__Information given__.
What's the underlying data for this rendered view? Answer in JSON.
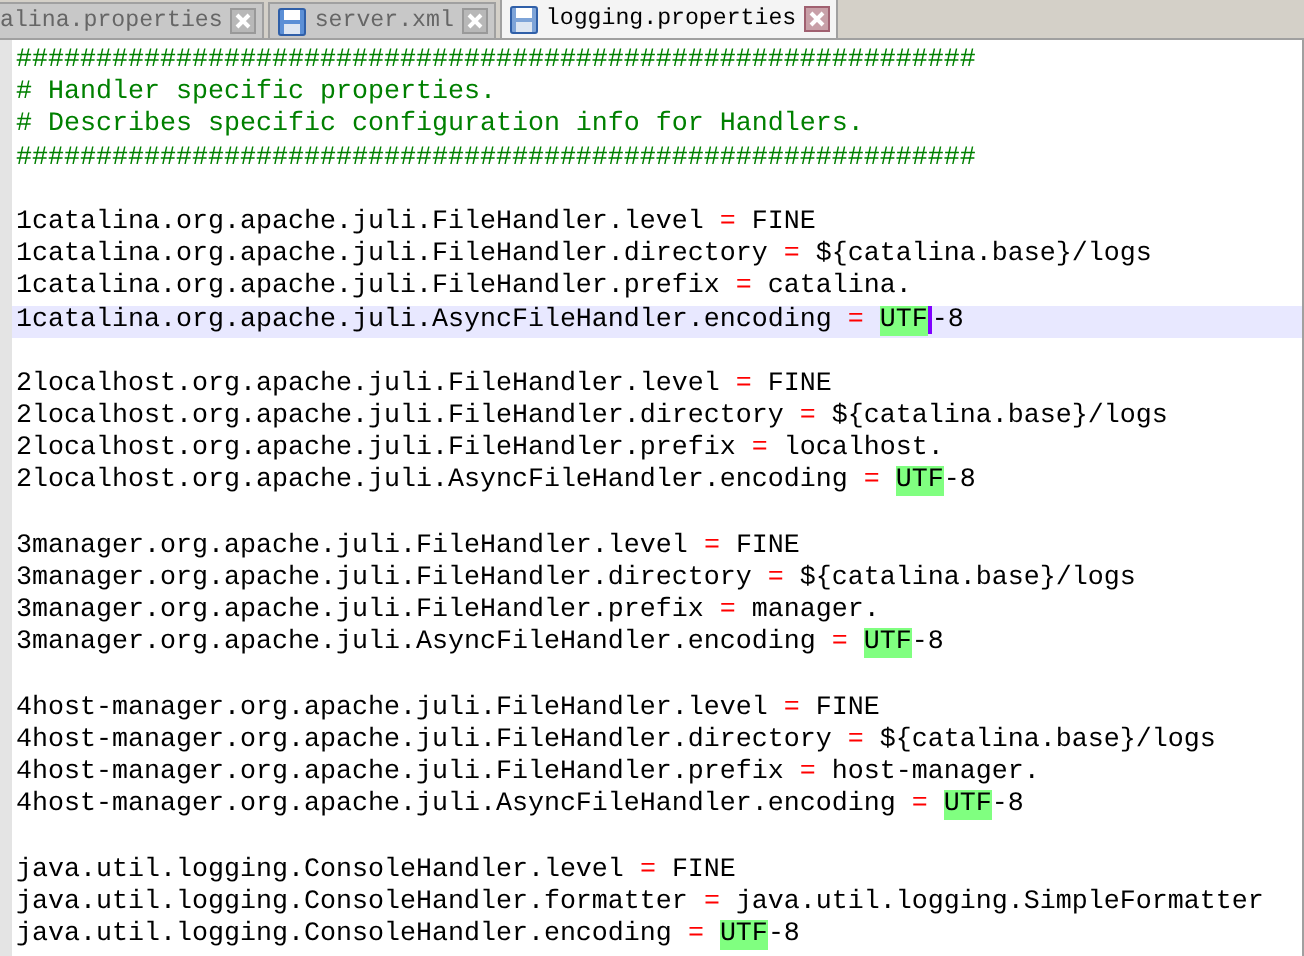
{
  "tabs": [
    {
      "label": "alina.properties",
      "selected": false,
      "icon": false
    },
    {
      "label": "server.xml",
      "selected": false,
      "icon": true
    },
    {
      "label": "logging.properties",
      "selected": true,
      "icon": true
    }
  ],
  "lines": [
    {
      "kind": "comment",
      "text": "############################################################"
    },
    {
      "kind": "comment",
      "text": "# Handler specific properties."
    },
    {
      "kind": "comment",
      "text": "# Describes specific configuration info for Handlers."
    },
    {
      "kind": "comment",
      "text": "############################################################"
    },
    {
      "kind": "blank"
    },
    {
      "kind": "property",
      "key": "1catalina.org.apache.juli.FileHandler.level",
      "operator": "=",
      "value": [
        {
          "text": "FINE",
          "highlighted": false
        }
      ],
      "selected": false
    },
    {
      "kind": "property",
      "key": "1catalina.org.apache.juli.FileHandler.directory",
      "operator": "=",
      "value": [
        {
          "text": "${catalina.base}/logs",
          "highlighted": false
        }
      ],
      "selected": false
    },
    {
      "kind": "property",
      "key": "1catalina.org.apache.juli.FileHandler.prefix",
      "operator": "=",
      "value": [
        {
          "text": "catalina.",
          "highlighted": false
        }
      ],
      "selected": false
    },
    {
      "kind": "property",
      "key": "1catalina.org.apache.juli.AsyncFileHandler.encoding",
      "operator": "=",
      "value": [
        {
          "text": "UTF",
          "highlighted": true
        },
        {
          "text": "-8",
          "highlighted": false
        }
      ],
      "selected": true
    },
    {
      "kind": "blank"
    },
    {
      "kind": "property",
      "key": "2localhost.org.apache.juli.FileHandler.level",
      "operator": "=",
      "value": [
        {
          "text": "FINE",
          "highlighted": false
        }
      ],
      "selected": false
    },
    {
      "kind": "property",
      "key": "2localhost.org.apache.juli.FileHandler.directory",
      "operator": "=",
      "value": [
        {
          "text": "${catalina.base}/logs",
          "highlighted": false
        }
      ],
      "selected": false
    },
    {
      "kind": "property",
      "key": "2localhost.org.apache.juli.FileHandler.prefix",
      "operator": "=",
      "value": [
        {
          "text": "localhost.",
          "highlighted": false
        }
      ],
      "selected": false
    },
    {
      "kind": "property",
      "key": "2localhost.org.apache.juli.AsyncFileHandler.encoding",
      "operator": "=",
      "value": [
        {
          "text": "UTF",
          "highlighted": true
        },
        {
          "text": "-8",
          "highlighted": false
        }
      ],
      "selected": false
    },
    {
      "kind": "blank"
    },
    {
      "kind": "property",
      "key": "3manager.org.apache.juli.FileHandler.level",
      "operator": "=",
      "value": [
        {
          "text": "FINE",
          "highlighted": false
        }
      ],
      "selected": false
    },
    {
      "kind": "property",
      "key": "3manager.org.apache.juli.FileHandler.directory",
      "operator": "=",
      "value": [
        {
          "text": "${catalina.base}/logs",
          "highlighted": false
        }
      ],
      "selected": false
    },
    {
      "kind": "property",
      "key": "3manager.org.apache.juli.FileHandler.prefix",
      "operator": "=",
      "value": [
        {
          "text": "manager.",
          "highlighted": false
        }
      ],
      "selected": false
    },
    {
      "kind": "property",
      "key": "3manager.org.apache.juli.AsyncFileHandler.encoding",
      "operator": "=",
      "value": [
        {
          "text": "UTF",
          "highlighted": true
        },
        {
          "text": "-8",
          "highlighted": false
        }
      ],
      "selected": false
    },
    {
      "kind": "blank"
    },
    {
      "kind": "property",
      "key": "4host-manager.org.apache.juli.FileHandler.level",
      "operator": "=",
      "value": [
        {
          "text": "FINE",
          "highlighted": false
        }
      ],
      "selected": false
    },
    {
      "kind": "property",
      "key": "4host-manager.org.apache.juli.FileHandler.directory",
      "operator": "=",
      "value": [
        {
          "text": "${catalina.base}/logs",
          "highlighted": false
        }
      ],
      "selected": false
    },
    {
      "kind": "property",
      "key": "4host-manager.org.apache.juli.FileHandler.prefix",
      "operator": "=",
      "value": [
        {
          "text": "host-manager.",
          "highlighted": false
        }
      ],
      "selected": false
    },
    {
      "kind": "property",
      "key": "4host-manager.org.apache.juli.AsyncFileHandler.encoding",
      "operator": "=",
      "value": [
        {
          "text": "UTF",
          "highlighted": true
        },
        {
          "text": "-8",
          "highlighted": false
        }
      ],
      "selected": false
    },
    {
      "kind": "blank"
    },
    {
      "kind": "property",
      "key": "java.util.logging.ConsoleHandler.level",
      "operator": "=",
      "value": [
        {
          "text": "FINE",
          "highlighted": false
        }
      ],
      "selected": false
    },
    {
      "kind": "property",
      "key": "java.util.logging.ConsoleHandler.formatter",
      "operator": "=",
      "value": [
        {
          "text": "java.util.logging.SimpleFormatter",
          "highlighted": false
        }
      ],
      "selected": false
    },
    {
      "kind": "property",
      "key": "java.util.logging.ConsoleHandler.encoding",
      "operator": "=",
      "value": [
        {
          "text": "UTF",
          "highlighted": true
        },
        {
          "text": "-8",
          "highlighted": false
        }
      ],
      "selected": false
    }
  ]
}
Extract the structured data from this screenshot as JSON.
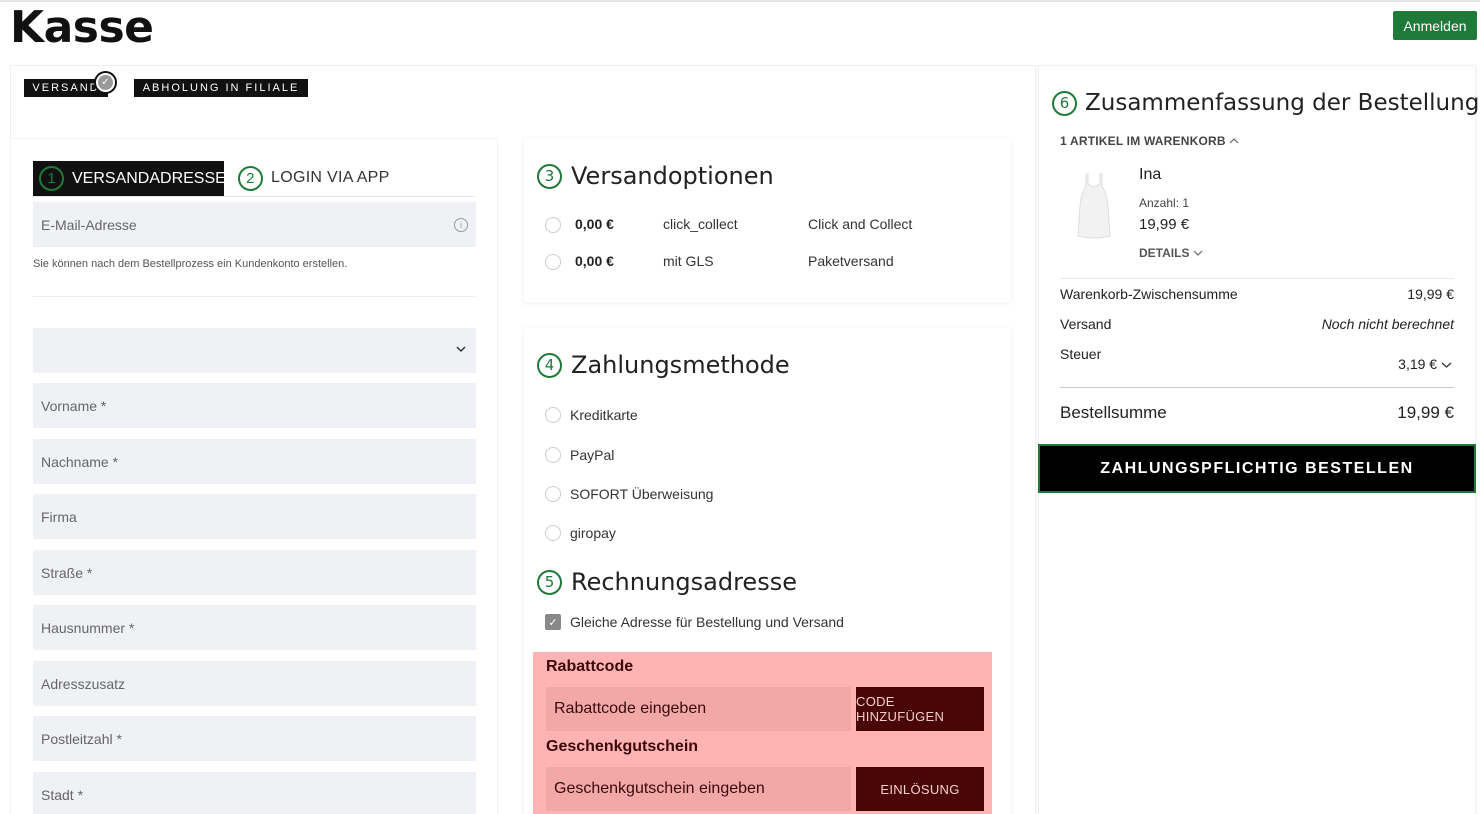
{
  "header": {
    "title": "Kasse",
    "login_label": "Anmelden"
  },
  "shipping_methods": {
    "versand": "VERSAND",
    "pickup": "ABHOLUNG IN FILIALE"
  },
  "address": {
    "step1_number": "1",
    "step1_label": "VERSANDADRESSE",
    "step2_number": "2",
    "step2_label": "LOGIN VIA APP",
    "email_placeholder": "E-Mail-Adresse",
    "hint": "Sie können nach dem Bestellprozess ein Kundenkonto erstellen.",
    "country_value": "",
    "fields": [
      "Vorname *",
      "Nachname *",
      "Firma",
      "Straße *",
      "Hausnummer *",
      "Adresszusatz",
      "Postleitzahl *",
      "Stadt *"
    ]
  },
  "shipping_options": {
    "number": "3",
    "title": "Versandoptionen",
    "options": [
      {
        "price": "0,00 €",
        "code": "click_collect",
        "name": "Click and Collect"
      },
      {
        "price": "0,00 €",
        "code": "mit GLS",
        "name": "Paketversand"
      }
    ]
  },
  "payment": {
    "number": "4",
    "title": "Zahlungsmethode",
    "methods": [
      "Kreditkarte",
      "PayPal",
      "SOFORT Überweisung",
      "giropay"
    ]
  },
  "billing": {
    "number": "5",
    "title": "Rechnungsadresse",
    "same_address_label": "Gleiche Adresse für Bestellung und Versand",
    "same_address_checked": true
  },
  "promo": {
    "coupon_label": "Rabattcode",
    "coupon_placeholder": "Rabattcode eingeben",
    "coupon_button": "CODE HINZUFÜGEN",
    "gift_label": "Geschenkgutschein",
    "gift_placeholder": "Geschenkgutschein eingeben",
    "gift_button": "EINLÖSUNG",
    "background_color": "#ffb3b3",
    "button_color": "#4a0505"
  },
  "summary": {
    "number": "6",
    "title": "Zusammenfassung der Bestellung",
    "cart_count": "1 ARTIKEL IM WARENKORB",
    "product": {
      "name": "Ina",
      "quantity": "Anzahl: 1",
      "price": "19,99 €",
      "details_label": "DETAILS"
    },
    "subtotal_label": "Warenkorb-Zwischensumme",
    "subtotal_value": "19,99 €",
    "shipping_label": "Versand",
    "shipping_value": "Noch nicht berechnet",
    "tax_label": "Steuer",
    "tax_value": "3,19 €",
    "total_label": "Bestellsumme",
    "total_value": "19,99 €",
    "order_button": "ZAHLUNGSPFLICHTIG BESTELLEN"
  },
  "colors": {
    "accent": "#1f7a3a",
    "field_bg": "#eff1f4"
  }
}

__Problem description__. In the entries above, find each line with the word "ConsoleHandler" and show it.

__Response area__.
      "key": "java.util.logging.ConsoleHandler.level",
      "key": "java.util.logging.ConsoleHandler.formatter",
      "key": "java.util.logging.ConsoleHandler.encoding",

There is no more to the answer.